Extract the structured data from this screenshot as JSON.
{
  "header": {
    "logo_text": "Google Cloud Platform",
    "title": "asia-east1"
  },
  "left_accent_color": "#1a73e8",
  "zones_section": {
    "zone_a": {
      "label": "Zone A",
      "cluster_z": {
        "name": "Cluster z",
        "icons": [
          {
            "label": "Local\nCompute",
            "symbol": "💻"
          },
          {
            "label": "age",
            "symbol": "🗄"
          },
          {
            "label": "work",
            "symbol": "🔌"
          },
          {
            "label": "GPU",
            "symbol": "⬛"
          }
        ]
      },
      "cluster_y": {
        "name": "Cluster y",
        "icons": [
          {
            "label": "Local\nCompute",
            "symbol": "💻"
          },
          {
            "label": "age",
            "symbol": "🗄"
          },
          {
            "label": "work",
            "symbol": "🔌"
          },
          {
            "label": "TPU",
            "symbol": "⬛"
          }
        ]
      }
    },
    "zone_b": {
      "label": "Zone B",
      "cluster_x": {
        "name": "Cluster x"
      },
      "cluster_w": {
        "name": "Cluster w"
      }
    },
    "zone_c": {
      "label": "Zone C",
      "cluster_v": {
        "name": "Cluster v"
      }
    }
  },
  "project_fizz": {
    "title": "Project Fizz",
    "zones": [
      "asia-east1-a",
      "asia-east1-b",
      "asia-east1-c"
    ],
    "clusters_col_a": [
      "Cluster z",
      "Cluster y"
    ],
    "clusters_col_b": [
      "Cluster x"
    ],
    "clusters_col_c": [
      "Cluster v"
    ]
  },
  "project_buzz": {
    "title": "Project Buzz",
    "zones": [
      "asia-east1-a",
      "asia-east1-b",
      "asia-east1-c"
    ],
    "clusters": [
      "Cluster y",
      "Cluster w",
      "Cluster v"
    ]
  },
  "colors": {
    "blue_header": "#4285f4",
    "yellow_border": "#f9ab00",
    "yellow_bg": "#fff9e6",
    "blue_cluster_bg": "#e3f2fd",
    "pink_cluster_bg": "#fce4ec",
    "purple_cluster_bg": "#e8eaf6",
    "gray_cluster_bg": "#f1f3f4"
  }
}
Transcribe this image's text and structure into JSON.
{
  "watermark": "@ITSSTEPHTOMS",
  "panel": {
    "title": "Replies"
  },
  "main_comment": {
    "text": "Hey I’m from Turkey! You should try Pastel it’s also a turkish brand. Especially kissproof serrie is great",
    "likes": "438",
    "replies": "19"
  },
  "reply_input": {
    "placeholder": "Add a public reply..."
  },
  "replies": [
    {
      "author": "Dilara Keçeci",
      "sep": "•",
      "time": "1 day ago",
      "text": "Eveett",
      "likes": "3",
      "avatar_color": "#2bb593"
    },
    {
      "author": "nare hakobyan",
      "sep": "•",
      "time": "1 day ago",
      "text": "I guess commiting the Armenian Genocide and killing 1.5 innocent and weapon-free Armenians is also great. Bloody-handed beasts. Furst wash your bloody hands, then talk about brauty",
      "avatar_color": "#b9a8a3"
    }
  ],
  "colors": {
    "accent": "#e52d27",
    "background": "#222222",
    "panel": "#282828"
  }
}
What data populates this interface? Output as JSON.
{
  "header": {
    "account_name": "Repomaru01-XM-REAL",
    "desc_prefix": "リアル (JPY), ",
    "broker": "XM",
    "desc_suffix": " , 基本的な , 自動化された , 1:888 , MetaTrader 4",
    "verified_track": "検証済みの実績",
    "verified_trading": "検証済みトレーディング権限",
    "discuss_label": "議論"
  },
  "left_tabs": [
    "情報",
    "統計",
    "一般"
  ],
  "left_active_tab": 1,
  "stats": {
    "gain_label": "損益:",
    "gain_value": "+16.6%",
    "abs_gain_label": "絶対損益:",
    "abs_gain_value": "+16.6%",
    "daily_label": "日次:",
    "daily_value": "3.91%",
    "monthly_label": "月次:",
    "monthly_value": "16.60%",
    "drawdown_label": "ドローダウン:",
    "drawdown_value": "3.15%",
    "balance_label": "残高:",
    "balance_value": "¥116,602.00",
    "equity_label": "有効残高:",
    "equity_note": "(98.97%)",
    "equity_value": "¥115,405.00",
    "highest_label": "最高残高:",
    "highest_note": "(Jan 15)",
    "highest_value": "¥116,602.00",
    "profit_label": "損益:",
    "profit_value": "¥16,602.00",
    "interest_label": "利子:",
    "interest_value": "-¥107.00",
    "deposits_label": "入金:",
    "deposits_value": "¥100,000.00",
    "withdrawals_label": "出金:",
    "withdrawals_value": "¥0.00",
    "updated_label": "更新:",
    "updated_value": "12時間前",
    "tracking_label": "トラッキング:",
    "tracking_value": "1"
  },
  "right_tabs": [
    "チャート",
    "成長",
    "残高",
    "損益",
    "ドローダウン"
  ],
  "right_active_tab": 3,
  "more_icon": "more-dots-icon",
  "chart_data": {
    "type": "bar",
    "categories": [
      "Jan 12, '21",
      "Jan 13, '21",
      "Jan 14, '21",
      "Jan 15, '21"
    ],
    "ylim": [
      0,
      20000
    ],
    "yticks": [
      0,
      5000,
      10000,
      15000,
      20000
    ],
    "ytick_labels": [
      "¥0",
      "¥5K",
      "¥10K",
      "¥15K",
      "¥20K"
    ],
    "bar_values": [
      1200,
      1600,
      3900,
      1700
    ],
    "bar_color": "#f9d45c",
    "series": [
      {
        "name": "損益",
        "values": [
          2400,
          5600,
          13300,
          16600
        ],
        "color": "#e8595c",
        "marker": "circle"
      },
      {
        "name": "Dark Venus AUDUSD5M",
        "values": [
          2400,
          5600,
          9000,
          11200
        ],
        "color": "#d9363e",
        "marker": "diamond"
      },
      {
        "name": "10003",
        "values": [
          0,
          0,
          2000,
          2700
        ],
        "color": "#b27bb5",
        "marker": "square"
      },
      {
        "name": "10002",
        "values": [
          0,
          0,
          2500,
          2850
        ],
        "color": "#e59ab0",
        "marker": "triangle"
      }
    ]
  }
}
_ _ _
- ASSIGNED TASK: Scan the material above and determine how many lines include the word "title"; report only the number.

- TASK OUTPUT: 4